Making an interstate phone call would give the FBI jurisdiction over any illegal activities involved with that call.
The FBI investigation appeared to hinge on an unnamed informant who told the FBI that McGee placed bets with a bookmaker in Miami.
One memo to the director of the FBI dated July 24, 1973, said the investigation into McGee was being closed ‘‘in view of the inactivity of the principals in this matter during the football off season. This case may be reopened during the football season should renewed activities warrant.’’
The Miami FBI office also considered taking the case to a grand jury and issuing a subpoena to McGee to get more information, but abandoned the idea.
The file says that McGee was making bets with local bookmakers in Wisconsin, and that those bets were being transmitted to Miami. The file also quotes another unnamed source as saying McGee was frequently in Florida at the time, but there is no other information on McGee’s ties to Miami.

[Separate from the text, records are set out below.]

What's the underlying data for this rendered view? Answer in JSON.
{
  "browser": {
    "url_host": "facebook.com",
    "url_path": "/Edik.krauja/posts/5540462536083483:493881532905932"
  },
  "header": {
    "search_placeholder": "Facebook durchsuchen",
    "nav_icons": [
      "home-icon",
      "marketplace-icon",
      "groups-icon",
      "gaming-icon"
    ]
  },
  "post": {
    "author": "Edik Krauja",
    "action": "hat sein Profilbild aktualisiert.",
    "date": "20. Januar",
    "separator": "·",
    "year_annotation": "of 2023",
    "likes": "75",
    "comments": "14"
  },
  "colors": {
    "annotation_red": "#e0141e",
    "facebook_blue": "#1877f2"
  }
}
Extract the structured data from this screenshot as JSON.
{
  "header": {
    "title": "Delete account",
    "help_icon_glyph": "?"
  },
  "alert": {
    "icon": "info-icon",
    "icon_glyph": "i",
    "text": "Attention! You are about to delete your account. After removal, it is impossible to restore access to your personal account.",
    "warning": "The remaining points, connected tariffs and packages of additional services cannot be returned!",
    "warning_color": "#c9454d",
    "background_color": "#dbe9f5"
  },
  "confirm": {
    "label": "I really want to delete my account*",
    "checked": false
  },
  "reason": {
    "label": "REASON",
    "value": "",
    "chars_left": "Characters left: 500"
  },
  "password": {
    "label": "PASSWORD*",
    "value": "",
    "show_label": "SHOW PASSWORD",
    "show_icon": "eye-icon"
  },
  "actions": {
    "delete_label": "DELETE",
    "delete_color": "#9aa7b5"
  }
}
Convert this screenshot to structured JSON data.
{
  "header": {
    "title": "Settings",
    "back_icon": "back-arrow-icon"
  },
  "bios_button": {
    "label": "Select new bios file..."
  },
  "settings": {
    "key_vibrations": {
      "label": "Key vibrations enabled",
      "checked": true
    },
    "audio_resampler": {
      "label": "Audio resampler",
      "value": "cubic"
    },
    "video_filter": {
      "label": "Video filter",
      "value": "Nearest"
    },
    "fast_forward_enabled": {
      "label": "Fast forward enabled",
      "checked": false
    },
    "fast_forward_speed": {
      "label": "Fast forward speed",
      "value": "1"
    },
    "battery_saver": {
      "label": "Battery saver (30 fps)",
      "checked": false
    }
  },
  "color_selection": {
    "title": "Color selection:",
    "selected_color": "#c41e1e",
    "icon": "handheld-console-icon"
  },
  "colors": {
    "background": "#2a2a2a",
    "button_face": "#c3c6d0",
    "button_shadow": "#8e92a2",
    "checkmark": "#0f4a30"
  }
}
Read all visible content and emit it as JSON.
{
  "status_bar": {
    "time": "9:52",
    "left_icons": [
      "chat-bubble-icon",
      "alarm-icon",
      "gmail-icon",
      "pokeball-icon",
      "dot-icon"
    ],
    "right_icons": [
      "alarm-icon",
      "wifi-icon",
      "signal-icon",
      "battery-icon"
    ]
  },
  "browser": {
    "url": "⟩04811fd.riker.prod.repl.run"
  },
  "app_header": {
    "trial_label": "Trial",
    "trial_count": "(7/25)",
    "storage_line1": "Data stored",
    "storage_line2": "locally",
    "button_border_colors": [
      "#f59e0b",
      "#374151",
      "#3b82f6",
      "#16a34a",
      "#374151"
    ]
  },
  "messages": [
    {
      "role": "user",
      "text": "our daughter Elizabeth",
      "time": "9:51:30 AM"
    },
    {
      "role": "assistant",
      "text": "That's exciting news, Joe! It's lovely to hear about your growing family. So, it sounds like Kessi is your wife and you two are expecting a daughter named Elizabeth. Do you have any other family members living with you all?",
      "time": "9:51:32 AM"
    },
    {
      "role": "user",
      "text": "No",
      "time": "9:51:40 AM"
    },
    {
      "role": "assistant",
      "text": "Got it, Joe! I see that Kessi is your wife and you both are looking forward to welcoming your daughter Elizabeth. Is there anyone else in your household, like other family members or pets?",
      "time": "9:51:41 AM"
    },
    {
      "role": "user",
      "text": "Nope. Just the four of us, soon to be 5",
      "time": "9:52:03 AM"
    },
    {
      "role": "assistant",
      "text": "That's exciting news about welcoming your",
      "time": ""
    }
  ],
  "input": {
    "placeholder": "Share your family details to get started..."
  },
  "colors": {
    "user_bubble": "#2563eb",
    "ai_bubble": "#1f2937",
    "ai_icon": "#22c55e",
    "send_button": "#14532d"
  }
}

The last report, dated Sept. 7, 1973, from Miami, said the FBI was unable to establish evidence that McGee participated in interstate gambling.
‘‘Milwaukee source advised Max McGee makes gambling calls to Miami, however, recipient of calls not identified,’’ the final report said.
‘‘No further investigation being conducted.’’